**DIRECTIONS FOR THIS TASK**
An exact copy of the data is needed, but without any of its images.

=== Begin Enclosure ===

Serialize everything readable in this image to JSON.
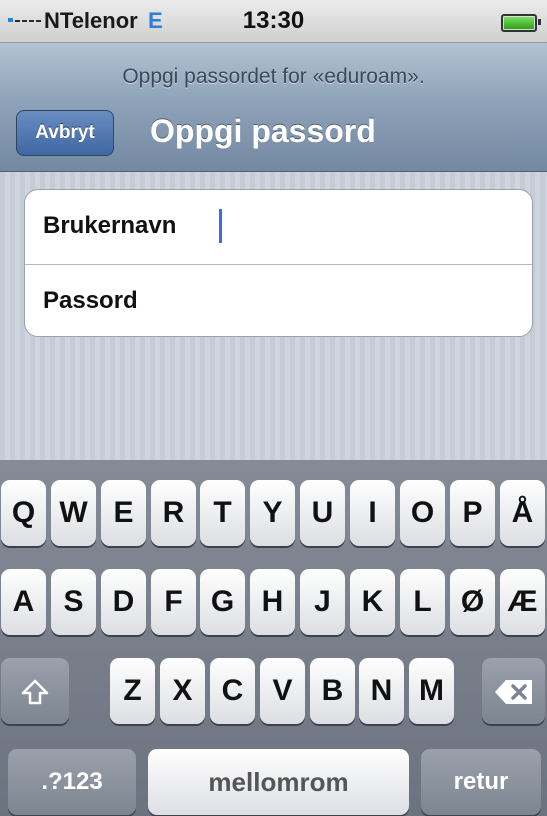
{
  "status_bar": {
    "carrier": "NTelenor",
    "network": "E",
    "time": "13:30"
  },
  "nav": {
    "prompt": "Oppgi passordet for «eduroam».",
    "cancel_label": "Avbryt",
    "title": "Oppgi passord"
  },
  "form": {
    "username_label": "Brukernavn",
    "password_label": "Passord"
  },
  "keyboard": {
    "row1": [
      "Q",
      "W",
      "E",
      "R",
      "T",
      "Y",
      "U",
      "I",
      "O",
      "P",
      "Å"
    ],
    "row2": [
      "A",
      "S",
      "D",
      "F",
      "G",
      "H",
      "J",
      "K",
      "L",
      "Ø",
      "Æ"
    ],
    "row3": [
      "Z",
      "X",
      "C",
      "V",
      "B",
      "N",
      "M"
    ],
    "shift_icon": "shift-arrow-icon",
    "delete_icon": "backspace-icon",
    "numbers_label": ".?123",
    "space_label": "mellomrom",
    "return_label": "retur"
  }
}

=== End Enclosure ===

**SOLUTION BELOW**
Serialize everything readable in this image to JSON.
{
  "status_bar": {
    "carrier": "NTelenor",
    "network": "E",
    "time": "13:30"
  },
  "nav": {
    "prompt": "Oppgi passordet for «eduroam».",
    "cancel_label": "Avbryt",
    "title": "Oppgi passord"
  },
  "form": {
    "username_label": "Brukernavn",
    "password_label": "Passord"
  },
  "keyboard": {
    "row1": [
      "Q",
      "W",
      "E",
      "R",
      "T",
      "Y",
      "U",
      "I",
      "O",
      "P",
      "Å"
    ],
    "row2": [
      "A",
      "S",
      "D",
      "F",
      "G",
      "H",
      "J",
      "K",
      "L",
      "Ø",
      "Æ"
    ],
    "row3": [
      "Z",
      "X",
      "C",
      "V",
      "B",
      "N",
      "M"
    ],
    "shift_icon": "shift-arrow-icon",
    "delete_icon": "backspace-icon",
    "numbers_label": ".?123",
    "space_label": "mellomrom",
    "return_label": "retur"
  }
}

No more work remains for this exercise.